Hey there, my name is Tracey. I’m the editor-in-chief here at Rural Sprout.

Many of our readers already know me from our popular Sunday newsletters. (You are signed up for our newsletters, right?) Each Sunday, I send a friendly missive from my neck of the woods in Pennsylvania. It’s a bit like sitting on the front porch with a friend, discussing our gardens over a cup of tea.

Originally from upstate NY, I’m now an honorary Pennsylvanian, having lived here for the past 18 years.

I grew up spending weekends on my dad’s off-the-grid homestead, where I spent much of my childhood roaming the woods and getting my hands dirty.

I learned how to do things most little kids haven’t done in over a century.

Whether it was pressing apples in the fall for homemade cider, trudging through the early spring snows of upstate NY to tap trees for maple syrup, or canning everything that grew in the garden in the summer - there were always new adventures with each season.

As an adult, I continue to draw on the skills I learned as a kid.

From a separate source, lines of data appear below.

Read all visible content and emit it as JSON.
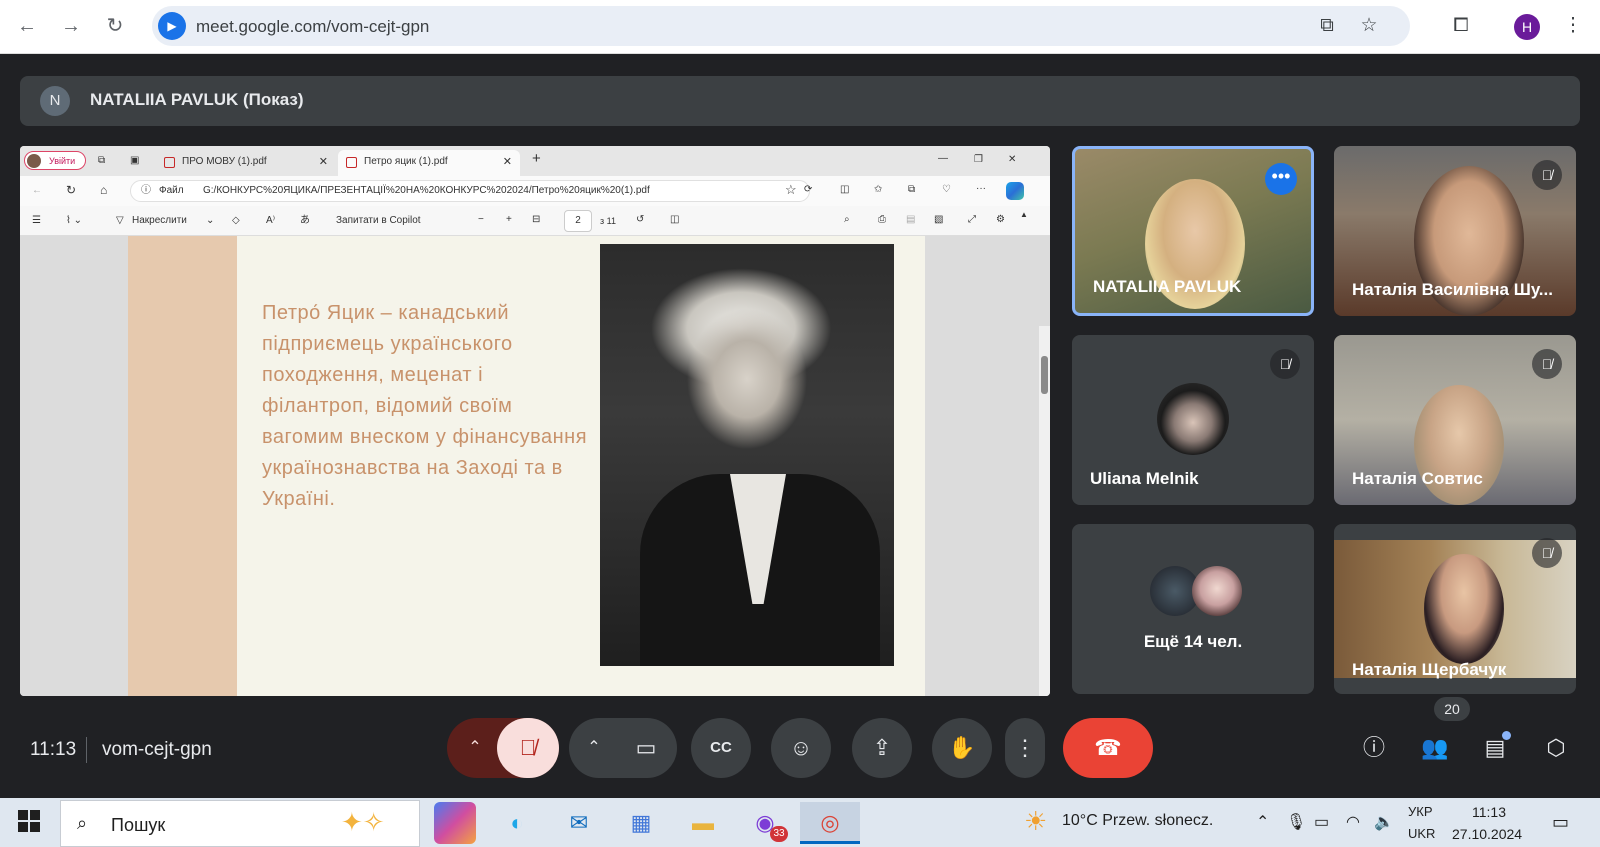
{
  "browser": {
    "url": "meet.google.com/vom-cejt-gpn",
    "profile_initial": "H"
  },
  "presenter": {
    "initial": "N",
    "label": "NATALIIA PAVLUK (Показ)"
  },
  "shared": {
    "edge_profile_label": "Увійти",
    "tabs": [
      {
        "label": "ПРО МОВУ (1).pdf"
      },
      {
        "label": "Петро яцик (1).pdf"
      }
    ],
    "file_label": "Файл",
    "path": "G:/КОНКУРС%20ЯЦИКА/ПРЕЗЕНТАЦІЇ%20НА%20КОНКУРС%202024/Петро%20яцик%20(1).pdf",
    "draw_label": "Накреслити",
    "copilot_label": "Запитати в Copilot",
    "page_number": "2",
    "page_total": "з 11",
    "slide_text": "Петро́ Яцик – канадський підприємець українського походження, меценат і філантроп, відомий своїм вагомим внеском у фінансування українознавства на Заході та в Україні."
  },
  "participants": [
    {
      "name": "NATALIIA PAVLUK"
    },
    {
      "name": "Наталія Василівна Шу..."
    },
    {
      "name": "Uliana Melnik"
    },
    {
      "name": "Наталія Совтис"
    },
    {
      "name": "Ещё 14 чел."
    },
    {
      "name": "Наталія Щербачук"
    }
  ],
  "controls": {
    "time": "11:13",
    "meeting_code": "vom-cejt-gpn",
    "people_count": "20"
  },
  "taskbar": {
    "search_label": "Пошук",
    "badge": "33",
    "weather": "10°C  Przew. słonecz.",
    "lang_top": "УКР",
    "lang_bottom": "UKR",
    "clock_time": "11:13",
    "clock_date": "27.10.2024"
  },
  "colors": {
    "meet_bg": "#202124",
    "tile_bg": "#3c4043",
    "accent": "#1a73e8",
    "hangup": "#ea4335",
    "mic_muted_bg": "#f9dedc",
    "slide_text": "#c8926b",
    "slide_bar": "#e6c9ae"
  }
}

I love my Wi-Fi and knowing pizza is only a phone call away. And I’m okay with never revisiting the adventure that is using an outhouse in the middle of January.

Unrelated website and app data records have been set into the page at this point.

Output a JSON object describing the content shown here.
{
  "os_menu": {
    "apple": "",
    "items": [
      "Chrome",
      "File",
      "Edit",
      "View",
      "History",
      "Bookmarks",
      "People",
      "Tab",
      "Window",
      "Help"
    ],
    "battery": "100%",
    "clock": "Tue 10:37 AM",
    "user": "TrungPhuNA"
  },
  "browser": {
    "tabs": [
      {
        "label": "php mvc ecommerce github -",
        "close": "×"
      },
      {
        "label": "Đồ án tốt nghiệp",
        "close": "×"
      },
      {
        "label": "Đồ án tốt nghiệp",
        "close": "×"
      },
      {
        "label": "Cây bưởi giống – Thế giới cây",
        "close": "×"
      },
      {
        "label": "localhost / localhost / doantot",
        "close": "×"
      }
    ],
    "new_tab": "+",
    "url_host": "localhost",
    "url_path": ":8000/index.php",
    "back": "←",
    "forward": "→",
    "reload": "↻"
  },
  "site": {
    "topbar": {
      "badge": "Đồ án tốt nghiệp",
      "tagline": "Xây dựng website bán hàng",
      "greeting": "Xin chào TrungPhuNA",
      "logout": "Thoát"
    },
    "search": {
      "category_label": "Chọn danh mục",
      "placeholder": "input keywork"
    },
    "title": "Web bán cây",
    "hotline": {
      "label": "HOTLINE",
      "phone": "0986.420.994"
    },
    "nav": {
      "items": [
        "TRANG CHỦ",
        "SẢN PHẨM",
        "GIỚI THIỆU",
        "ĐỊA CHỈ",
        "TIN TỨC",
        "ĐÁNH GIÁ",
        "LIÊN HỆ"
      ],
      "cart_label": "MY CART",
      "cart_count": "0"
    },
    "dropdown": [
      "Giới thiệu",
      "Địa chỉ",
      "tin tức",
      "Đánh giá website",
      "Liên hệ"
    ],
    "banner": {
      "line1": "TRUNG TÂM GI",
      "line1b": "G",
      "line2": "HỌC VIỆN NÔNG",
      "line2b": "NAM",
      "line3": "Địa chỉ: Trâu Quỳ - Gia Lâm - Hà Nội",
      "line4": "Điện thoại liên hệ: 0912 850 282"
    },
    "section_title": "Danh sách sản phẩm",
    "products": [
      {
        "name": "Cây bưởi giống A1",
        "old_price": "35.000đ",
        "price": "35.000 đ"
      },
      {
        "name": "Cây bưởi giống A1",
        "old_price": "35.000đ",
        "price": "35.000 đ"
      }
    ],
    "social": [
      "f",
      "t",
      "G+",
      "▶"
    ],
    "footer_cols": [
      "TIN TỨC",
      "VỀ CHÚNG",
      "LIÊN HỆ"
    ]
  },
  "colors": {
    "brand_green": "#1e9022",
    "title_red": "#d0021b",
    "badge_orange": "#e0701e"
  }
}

These days, I tend to be almost a homesteader.

I take an eclectic approach to homesteading, utilizing modern convenience where I want and choosing the rustic ways of my childhood as they suit me.

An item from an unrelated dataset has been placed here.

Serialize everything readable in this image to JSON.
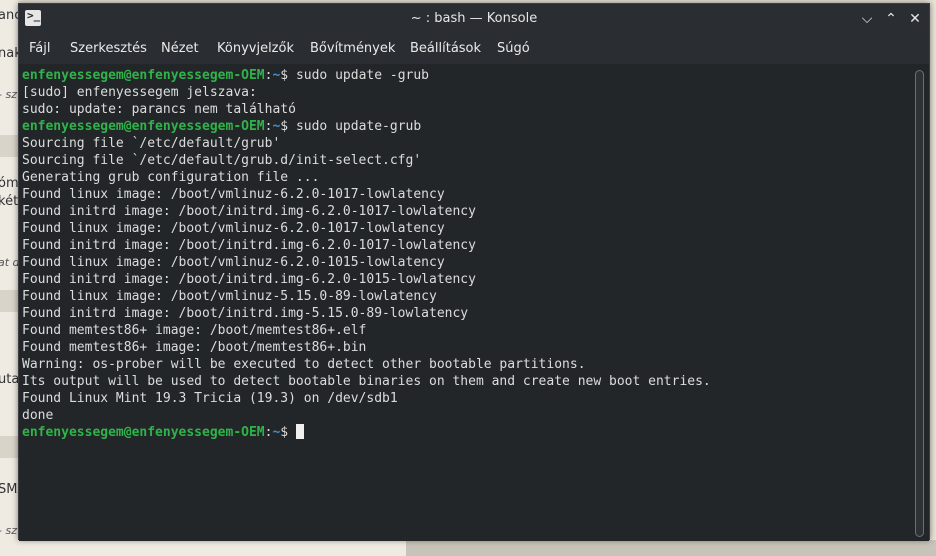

I’m a firm believer in self-sufficiency, no matter where you live, and the power and pride that comes from doing something for yourself.

I’ve always had a garden, even when the only space available was the roof of my apartment building. I’ve been knitting since age seven, and I spin and dye my own wool as well. If you can ferment it, it’s probably in my pantry or on my kitchen counter. And I can’t go more than a few days without a trip into the woods looking for mushrooms, edible plants, or the sound of the wind in the trees.

You can follow my personal (crazy) homesteading adventures on Almost a Homesteader and Instagram as @aahomesteader.

Peace, love, and dirt under your nails,